    Survival of patients with high-risk diffuse large B-cell lymphoma (DLBCL) is suboptimal, and the risk of central nervous system (CNS) progression is relatively high. We conducted a phase 2 trial in 139 patients aged 18 to 64 years who had primary DLBCL with an age-adjusted International Prognostic Index (aaIPI) score of 2 to 3 or site-specific risk factors for CNS recurrence. The goal was to assess whether a dose-dense immunochemotherapy with early systemic CNS prophylaxis improves the outcome and reduces the incidence of CNS events. Treatment consisted of 2 courses of high-dose methotrexate in combination with biweekly rituximab (R), cyclophosphamide, doxorubicin, vincristine, and prednisone (R-CHOP-14), followed by 4 courses of R-CHOP-14 with etoposide (R-CHOEP) and 1 course of high-dose cytarabine with R. In addition, liposomal cytarabine was administered intrathecally at courses 1, 3, and 5. Coprimary endpoints were failure-free survival and CNS progression rates. Thirty-six (26%) patients experienced treatment failure. Progression occurred in 23 (16%) patients, including three (2.2%) CNS events.

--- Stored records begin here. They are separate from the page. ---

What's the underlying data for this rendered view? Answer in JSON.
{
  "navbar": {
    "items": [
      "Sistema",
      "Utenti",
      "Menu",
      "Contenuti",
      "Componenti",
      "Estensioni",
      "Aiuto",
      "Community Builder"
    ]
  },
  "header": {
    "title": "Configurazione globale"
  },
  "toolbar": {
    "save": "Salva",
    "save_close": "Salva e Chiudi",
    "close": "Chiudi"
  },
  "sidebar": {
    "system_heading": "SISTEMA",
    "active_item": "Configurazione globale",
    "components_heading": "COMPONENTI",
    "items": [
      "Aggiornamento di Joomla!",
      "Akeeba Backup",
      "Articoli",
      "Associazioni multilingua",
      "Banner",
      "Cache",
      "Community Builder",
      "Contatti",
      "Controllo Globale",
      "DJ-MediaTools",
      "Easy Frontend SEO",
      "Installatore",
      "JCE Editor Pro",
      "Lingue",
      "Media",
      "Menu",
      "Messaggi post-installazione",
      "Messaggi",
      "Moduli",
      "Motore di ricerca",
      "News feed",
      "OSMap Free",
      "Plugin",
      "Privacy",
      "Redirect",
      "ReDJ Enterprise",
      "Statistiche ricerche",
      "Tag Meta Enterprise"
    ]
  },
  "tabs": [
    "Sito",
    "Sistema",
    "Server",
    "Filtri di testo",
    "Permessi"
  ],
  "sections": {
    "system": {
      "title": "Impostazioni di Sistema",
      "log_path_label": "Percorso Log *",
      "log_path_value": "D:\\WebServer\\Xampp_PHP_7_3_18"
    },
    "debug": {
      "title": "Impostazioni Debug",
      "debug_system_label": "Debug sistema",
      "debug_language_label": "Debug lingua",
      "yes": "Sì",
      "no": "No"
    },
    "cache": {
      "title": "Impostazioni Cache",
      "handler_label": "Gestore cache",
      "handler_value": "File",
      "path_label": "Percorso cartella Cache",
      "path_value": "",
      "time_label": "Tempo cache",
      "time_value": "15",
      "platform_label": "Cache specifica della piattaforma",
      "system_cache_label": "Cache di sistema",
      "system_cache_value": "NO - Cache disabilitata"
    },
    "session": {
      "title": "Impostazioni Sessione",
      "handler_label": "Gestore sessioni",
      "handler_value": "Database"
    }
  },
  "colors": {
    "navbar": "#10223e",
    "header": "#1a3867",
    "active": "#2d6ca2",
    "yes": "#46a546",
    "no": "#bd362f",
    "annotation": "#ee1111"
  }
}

At 5 years of median follow-up, failure-free survival, overall survival, and CNS progression rates were 74%, 83%, and 2.3%, respectively. Treatment reduced the risk of progression compared with our previous trial, in which systemic CNS prophylaxis was given after 6 courses of biweekly R-CHOEP (hazard ratio, 0.49; 95% CI, 0.31-0.77; P=.002) and overcame the adverse impact of an aaIPI score of 3 on survival. In addition, outcome of the patients with BCL2/MYC double-hit lymphomas was comparable to the patients without the rearrangements. The results are encouraging, with a low toxic death rate, low number of CNS events, and favorable survival rates.

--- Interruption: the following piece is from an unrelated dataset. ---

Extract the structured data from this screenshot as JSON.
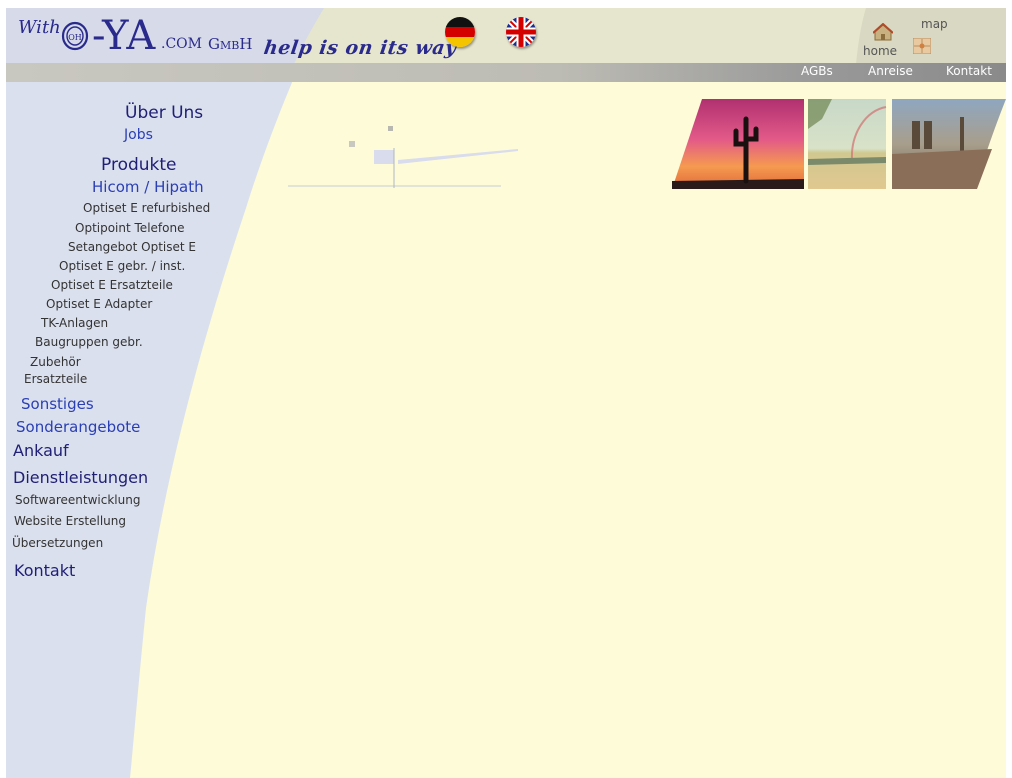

  • Pollari, Marjukka; Brück, Oscar; Pellinen, Teijo; Vähämurto, Pauli; Karjalainen-Lindsberg, Marja-Liisa; Mannisto, Susanna; Kallioniemi, Olli; Kellokumpu-Lehtinen, Pirkko-Liisa; Mustjoki, Satu; Leivonen, Suvi-Katri; Leppä, Sirpa (2018)

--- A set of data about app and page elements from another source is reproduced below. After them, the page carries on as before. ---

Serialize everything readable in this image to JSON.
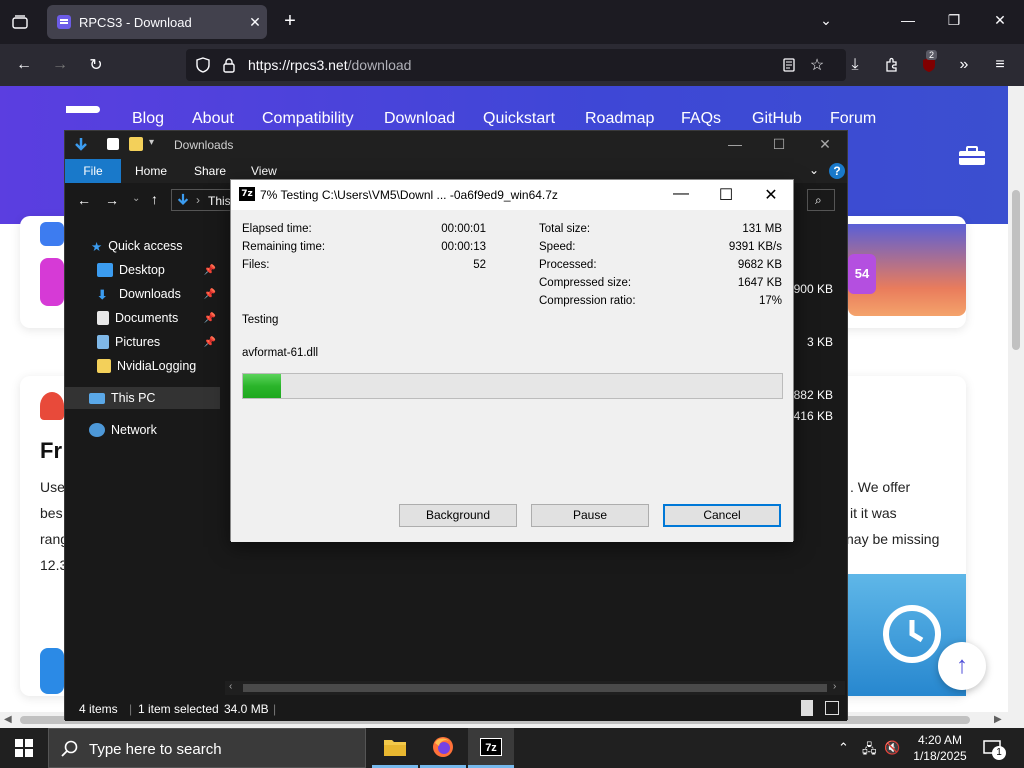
{
  "browser": {
    "tab_title": "RPCS3 - Download",
    "url_main": "https://rpcs3.net",
    "url_path": "/download",
    "extension_badge": "2"
  },
  "site": {
    "nav": [
      "Blog",
      "About",
      "Compatibility",
      "Download",
      "Quickstart",
      "Roadmap",
      "FAQs",
      "GitHub",
      "Forum"
    ],
    "sizes": [
      "900 KB",
      "3 KB",
      "882 KB",
      "416 KB"
    ],
    "partial_heading": "Fr",
    "text_left": [
      "Use",
      "bes",
      "rang",
      "12.3"
    ],
    "text_right": [
      ". We offer",
      "it it was",
      "nay be missing"
    ],
    "badge_54": "54"
  },
  "explorer": {
    "title": "Downloads",
    "ribbon_tabs": [
      "File",
      "Home",
      "Share",
      "View"
    ],
    "address": "This",
    "nav": {
      "quick_access": "Quick access",
      "desktop": "Desktop",
      "downloads": "Downloads",
      "documents": "Documents",
      "pictures": "Pictures",
      "nvidia": "NvidiaLogging",
      "this_pc": "This PC",
      "network": "Network"
    },
    "status": {
      "items": "4 items",
      "selected": "1 item selected",
      "size": "34.0 MB"
    }
  },
  "dialog": {
    "icon_label": "7z",
    "title": "7% Testing C:\\Users\\VM5\\Downl ... -0a6f9ed9_win64.7z",
    "left": {
      "elapsed_label": "Elapsed time:",
      "elapsed": "00:00:01",
      "remaining_label": "Remaining time:",
      "remaining": "00:00:13",
      "files_label": "Files:",
      "files": "52"
    },
    "right": {
      "total_label": "Total size:",
      "total": "131 MB",
      "speed_label": "Speed:",
      "speed": "9391 KB/s",
      "processed_label": "Processed:",
      "processed": "9682 KB",
      "compressed_label": "Compressed size:",
      "compressed": "1647 KB",
      "ratio_label": "Compression ratio:",
      "ratio": "17%"
    },
    "operation": "Testing",
    "current_file": "avformat-61.dll",
    "progress_fraction": 0.07,
    "buttons": {
      "background": "Background",
      "pause": "Pause",
      "cancel": "Cancel"
    }
  },
  "taskbar": {
    "search_placeholder": "Type here to search",
    "time": "4:20 AM",
    "date": "1/18/2025",
    "notification_count": "1",
    "apps": [
      "file-explorer",
      "firefox",
      "7-zip"
    ]
  },
  "colors": {
    "hero_gradient_start": "#5b3ee0",
    "hero_gradient_end": "#3b4fd0",
    "progress_green": "#2bb52b",
    "accent_blue": "#0078d7"
  }
}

    Primary testicular lymphoma is a rare and aggressive lymphoid malignancy, most often representing diffuse large B-cell lymphoma histologically. Tumor-associated macrophages and tumor-infiltrating lymphocytes have been associated with survival in diffuse large B-cell lymphoma, but their prognostic impact in primary testicular lymphoma is unknown. Here, we aimed to identify macrophages, their immunophenotypes and association with lymphocytes, and translate the findings into survival of patients with primary testicular lymphoma. We collected clinical data and tumor tissue from 74 primary testicular lymphoma patients, and used multiplex immunohistochemistry and digital image analysis to examine macrophage markers (CD68, CD163, and c-Maf), T-cell markers (CD3, CD4, and CD8), B-cell marker (CD20), and three checkpoint molecules (PD-L1, PD-L2, and PD-1). We demonstrate that a large proportion of macrophages (median 41%, range 0.08-99%) and lymphoma cells (median 34%, range 0.1-100%) express PD-L1. The quantity of PD-L1+CD68+ macrophages correlates positively with the amount of PD-1+ lymphocytes, and a high proportion of either PD-L1+CD68+ macrophages or PD-1+CD4+ and PD-1+CD8+ T-cells translates into favorable survival. In contrast, the number of PD-L1+ lymphoma cells or PD-L1- macrophages do not associate with outcome. In multivariate analyses with IPI, PD-L1+CD68+ macrophage and PD-1+ lymphocyte contents remain as independent prognostic factors for survival. In conclusion, high PD-L1+CD68+ macrophage and PD-1+ lymphocyte contents predict favorable survival in patients with primary testicular lymphoma. The findings implicate that the tumor microenvironment and PD-1. PD-L1 pathway have a significant role in regulating treatment outcome. They also bring new insights to the targeted therapy of primary testicular lymphoma.